Since July 2020, heavy rainfall has been escalating in Sudan and today, 16 of the 18 states are flooded. Sinnar, Khartoum, and Al Gezira are the most affected states. Teams of Red Crescent volunteers are helping people to move to higher ground and providing emergency support to the most vulnerable people affected by the disaster.
Elfadil Eltahir, SRCS President, said:
“The magnitude of the flooding disaster is unprecedented. The situation is getting worse as water continues to rise by the hour, covering new areas and causing more devastation. To cope with this dire situation, more humanitarian assistance is badly and urgently needed in order to alleviate the suffering of those affected, by protecting their health, life and dignity.”

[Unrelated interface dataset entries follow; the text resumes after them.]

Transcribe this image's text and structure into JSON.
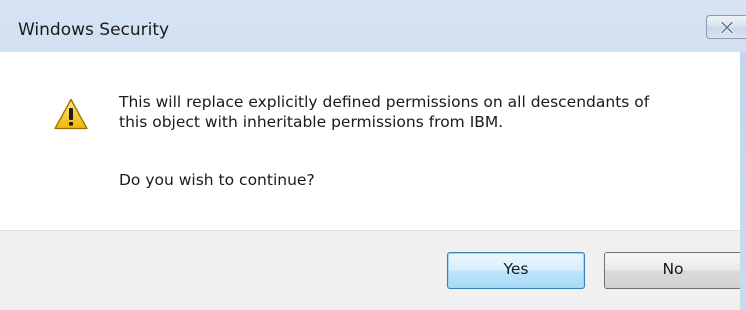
{
  "window": {
    "title": "Windows Security"
  },
  "icons": {
    "warning": "warning-icon",
    "close": "close-icon"
  },
  "dialog": {
    "message_line1": "This will replace explicitly defined permissions on all descendants of",
    "message_line2": "this object with inheritable permissions from IBM.",
    "question": "Do you wish to continue?"
  },
  "buttons": {
    "yes_label": "Yes",
    "no_label": "No",
    "default": "Yes"
  },
  "colors": {
    "title_bar": "#cad9ee",
    "content_bg": "#ffffff",
    "footer_bg": "#f0f0f0",
    "warning_fill": "#f5c518",
    "default_button_border": "#3c7fb1"
  }
}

The flooding has affected more than 500,000 people who are all in need of shelter, household items, health and care, water, hygiene, sanitation, food and other basic needs. The SRCS will assist at least 200,000 of these people. Across the country, women, girls, children, older people, migrants — as well as people with disabilities and underlying conditions, remain at risk.
John Roche, IFRC’s Head of East Africa Office said: “This is an unfolding situation as information comes from those on the frontline, the testimonies of the devastation and loss is overwhelming. More than 100,000 homes so far have been reported to have been carried away by the floods, food crops have been destroyed, access to clean drinking water becomes precarious as many face increased exposure to water- and vector-borne disease.”
The SRCS will use the funds from the emergency appeal to provide emergency shelter materials, safe drinking water and hygiene materials, primary health care to prevent disease outbreaks, psychosocial support and cash grants for food and basic needs. Communities and families want to stay close together and move as a group and it is difficult to implement Covid-19 preventive measures.
In addition, the funds will also help volunteers to share life-saving information on waterborne disease prevention, risk avoidance, and early warning systems on possible flooding or landslide threats. More volunteers will be trained on how to conduct assessment and monitoring.
The Sudan floods are yet another example of the increasing climate risks we face around the world. Global leaders such as IFRC President Francesco Rocca — who have been meeting this week to address these challenges during a global climate summit (Climate:Red) with 10,000 participants from 195 countries — indicated that climate change is one of the IFRC’s top priorities for the coming decade, and will require a combination of increased response to emergencies such as the one we now face in Sudan, but also increased efforts to help communities to adapt and reduce the rising risks.